DATASET —
------------------------
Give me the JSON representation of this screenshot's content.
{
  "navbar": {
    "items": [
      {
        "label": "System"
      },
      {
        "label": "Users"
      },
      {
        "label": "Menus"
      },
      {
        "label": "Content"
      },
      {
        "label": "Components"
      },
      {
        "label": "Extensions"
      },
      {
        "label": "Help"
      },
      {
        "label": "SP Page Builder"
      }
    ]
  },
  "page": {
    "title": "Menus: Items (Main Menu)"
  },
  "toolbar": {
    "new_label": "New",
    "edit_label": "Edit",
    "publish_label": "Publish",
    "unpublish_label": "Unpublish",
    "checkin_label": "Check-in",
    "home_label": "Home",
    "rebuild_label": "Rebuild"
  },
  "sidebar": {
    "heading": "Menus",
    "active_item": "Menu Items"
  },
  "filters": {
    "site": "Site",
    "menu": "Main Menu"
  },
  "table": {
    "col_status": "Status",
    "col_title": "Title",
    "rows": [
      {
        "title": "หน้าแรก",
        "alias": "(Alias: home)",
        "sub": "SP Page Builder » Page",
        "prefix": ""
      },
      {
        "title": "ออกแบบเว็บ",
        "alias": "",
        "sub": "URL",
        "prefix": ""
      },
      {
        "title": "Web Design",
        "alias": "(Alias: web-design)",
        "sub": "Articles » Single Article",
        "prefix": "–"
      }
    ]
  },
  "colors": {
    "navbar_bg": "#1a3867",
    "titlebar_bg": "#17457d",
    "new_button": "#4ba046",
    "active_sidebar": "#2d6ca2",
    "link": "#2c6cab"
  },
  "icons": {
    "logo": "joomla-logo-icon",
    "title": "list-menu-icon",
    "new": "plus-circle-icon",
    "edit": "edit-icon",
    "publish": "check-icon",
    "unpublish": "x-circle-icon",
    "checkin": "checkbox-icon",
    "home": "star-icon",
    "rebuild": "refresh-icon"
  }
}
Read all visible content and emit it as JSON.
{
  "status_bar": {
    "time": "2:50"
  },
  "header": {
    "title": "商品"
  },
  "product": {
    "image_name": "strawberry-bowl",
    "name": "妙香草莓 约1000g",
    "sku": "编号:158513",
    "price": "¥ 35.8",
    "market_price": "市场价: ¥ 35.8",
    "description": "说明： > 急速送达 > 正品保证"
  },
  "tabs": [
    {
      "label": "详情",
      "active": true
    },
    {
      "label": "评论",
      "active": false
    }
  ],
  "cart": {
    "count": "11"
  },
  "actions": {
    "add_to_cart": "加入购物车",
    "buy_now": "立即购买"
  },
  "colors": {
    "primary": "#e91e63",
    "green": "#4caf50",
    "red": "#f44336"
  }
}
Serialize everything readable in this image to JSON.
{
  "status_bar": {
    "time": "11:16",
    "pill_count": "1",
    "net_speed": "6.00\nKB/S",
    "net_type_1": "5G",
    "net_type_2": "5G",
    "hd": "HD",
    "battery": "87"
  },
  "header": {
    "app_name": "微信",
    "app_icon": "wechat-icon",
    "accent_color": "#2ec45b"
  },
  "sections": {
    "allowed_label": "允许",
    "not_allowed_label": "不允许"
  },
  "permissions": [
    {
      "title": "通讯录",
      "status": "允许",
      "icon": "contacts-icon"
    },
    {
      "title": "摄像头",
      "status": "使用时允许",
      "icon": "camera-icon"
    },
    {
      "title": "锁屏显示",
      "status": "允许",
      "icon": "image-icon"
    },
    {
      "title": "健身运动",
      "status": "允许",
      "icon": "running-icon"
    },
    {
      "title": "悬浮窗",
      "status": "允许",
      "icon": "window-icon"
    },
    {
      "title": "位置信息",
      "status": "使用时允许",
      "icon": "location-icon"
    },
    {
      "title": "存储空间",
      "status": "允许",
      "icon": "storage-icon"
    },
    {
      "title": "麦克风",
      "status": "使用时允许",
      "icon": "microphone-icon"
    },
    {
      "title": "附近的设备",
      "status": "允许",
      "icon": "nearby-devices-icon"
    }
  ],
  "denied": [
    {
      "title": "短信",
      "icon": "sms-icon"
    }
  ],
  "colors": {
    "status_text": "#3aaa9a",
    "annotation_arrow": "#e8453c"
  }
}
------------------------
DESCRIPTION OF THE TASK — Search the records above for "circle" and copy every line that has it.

ANSWER TO THE PROBLEM —
    "new": "plus-circle-icon",
    "unpublish": "x-circle-icon",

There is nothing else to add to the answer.